In a phone interview Tuesday she said, “I was honored and humbled [to be inducted.] I also feel like I have to continue working very hard to deserve that honor from the Michigan Women’s Hall of Fame, so it’s really a keep-working honor.”
One of the first things to know about Givens McGowan is that she is a Mississippi Choctaw Indian, part Cherokee and respects her heritage very much.
“My grandmother told me once, ‘You get our knowledge and you get their knowledge, and then where will you be? And that’s what I’ve tried to do.”
And in so doing she has become a very successful and influential woman, worthy of the state of Michigan’s recognition due to her many local, national and international achievements.
Locally, she helped start the First Step program in the late 1970s. The program works in the western and downriver areas of Wayne County to this day to reduce the incidence of domestic and sexual violence. It also provides services to people affected by these types of crimes.
“When I helped create First Step I never imagined it would still be going in 2009, especially not doing as well as it is now. Seeing it grow like that makes me feel really good,” she said.
She has also worked as a lobbyist for the Michigan Citizens Lobby, where she was director from 1976-79.
“I was a public interest lobbyist, working for the lower- and middle-class, not the lobbyists we think of now in a generally negative way. While I was there, I led the statewide petition to remove sales tax from food and medicine. That has saved Michigan taxpayers millions of dollars,” she said.
On a somewhat broader scale, Givens McGowan has also been an applied anthropologist. Then, in 1988 when her colleague at the University of Toledo asked her to take over his classes so he could do field work in Ireland, she became a teacher of anthropology as well.
In more recent years, her activism has moved into the international field. In 1995 she was chosen to serve as a delegate to the fourth World Conference on Women in Beijing, China. Since 2004, she has attended United Nations meetings and in 2005 addressed the assembly in Geneva, Switzerland. She helped draft the U.N. Declaration on the Rights of Indigenous Peoples, which was passed in September of 2007.
“The treaty gives native peoples all around the world the same rights as other people. It is the first treaty to be written by indigenous people and protects their collective rights as a people to their lands and territories, sacred places and burial grounds. It’s a unique treaty in the world of international treaties at the U.N.,” she said.
“And we’re seeing the effect of the treaty already. Many countries didn’t even realize they had indigenous people in their country. The Japanese government said, ‘We have no indigenous people,’ and the Ainu came to the U.N. to help write the declaration. Since the treaty passed, Japan has recognized the Ainu as its indigenous people and enacted laws to protect them.
“The government of Australia now recognizes its indigenous and has also apologized and enacted laws to protect them.
“96,000 acres of land were returned to the Klamath of Washington state,” she said.
Land sacred to her people was returned as well last December as a result of the treaty, an important mound in Mississippi called Nanih Waiya.

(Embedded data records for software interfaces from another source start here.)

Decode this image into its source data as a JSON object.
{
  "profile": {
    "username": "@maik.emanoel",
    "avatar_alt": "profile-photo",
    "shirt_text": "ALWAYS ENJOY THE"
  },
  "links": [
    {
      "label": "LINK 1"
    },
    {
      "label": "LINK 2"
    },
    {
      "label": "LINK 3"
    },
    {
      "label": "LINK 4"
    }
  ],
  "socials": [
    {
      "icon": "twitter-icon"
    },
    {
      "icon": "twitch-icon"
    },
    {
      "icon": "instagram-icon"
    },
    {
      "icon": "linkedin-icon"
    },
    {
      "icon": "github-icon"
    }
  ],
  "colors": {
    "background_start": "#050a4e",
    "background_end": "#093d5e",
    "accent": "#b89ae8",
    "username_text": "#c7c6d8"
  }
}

Though she said she was honored and humbled by the recognition of being inducted into the Michigan Women’s Hall of Fame, she also said she wasn’t expecting it at all.
“A lot of times you’re just doing what you think is right and don’t realize that anyone was paying attention,” she said.

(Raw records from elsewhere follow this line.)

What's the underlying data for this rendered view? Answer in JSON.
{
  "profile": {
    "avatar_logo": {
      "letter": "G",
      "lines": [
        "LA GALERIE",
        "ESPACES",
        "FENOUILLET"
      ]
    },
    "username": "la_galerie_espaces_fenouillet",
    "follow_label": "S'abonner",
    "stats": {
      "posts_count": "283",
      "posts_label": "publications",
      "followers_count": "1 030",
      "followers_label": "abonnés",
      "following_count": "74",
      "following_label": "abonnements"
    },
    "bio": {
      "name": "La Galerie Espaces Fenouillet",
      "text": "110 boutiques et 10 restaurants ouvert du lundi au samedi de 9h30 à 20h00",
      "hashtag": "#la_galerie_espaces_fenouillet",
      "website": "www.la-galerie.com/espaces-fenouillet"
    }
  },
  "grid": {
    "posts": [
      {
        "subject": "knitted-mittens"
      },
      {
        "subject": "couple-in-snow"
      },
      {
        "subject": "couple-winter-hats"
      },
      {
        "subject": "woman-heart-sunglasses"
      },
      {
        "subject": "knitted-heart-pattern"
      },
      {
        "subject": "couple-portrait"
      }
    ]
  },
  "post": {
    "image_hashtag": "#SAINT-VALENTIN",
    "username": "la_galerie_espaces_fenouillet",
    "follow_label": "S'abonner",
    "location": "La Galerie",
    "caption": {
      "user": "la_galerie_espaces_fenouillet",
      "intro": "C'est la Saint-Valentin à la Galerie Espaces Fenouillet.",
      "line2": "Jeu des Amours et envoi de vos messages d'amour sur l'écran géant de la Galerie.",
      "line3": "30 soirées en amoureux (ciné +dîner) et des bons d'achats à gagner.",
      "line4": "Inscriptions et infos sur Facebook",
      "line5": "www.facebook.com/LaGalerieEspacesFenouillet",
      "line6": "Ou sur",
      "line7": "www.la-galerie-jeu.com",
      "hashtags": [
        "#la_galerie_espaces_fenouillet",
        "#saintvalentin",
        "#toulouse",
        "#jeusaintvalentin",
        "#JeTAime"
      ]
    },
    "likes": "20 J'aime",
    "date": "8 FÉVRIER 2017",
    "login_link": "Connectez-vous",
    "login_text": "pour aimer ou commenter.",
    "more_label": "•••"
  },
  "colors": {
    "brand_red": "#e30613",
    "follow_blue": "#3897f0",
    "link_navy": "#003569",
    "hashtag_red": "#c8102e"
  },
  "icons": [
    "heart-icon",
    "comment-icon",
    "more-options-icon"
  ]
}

Other upcoming projects she is working on include a documentary film about Native American boarding school survivors. With her sister, Fay, she is interviewing elderly survivors of boarding school abuse.
“It’s painful to hear about the stories of abuse, and sometimes it’s very difficult for them to talk about it, but you can’t eliminate the abuse if the stories aren’t told,” she said.

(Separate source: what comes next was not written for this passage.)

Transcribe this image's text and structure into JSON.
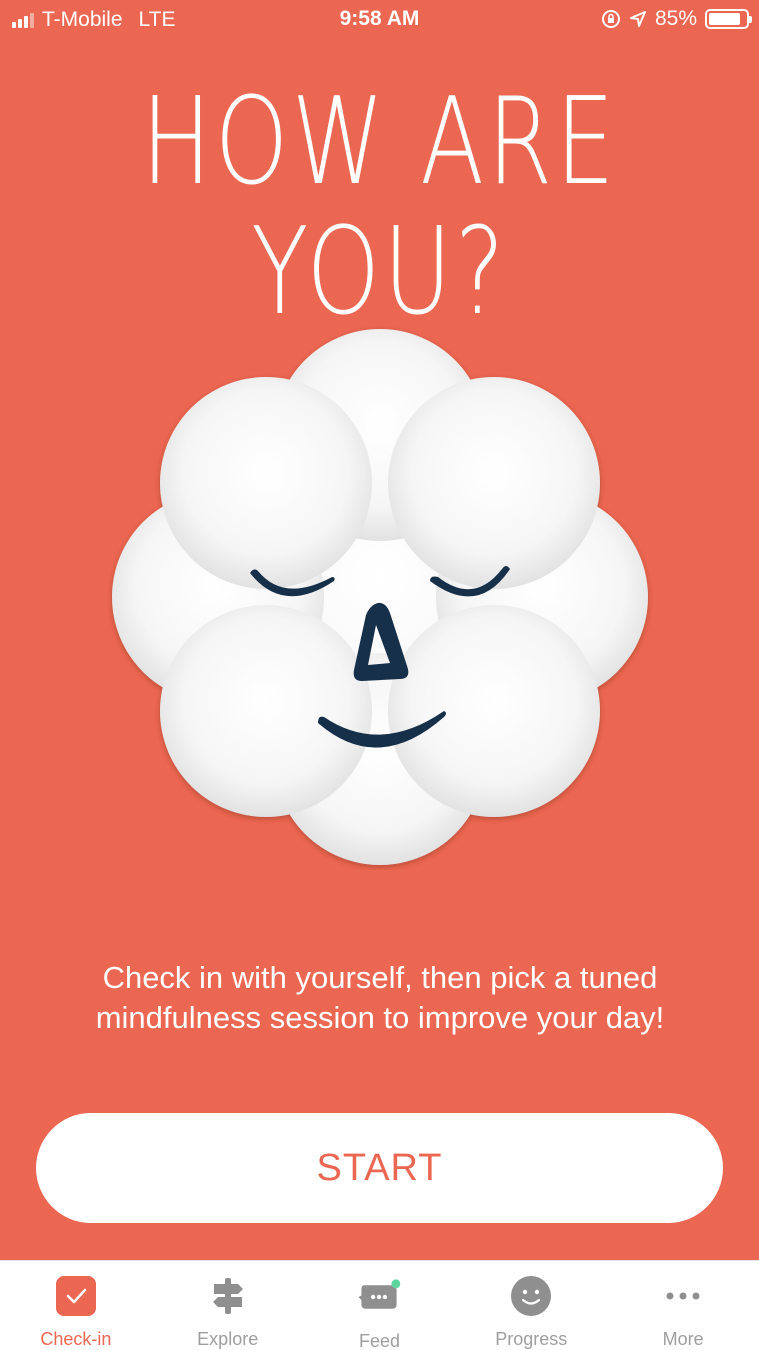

She hopes to have the film completed in November, but, as she said, that probably means it will actually be finished in January. When it is finished she hopes to premiere it on EMU campus.
In addition to all of Givens McGowan’s many life-long achievements, she is also a mother of five children.
“Raising them has been the biggest job of all, and the most important, too,” she said.
Stacie Sheldon, former EMU student and former Native American Student Association president, said Givens McGowan will be honored again by her students and other community members at the upcoming Native American Fall Feast held from 6 to 10 p.m. Monday in Student Center room 310. The event will kick off Native American Heritage Month on campus. Anyone who would like to come congratulate Givens McGowan or just sample the food is welcome.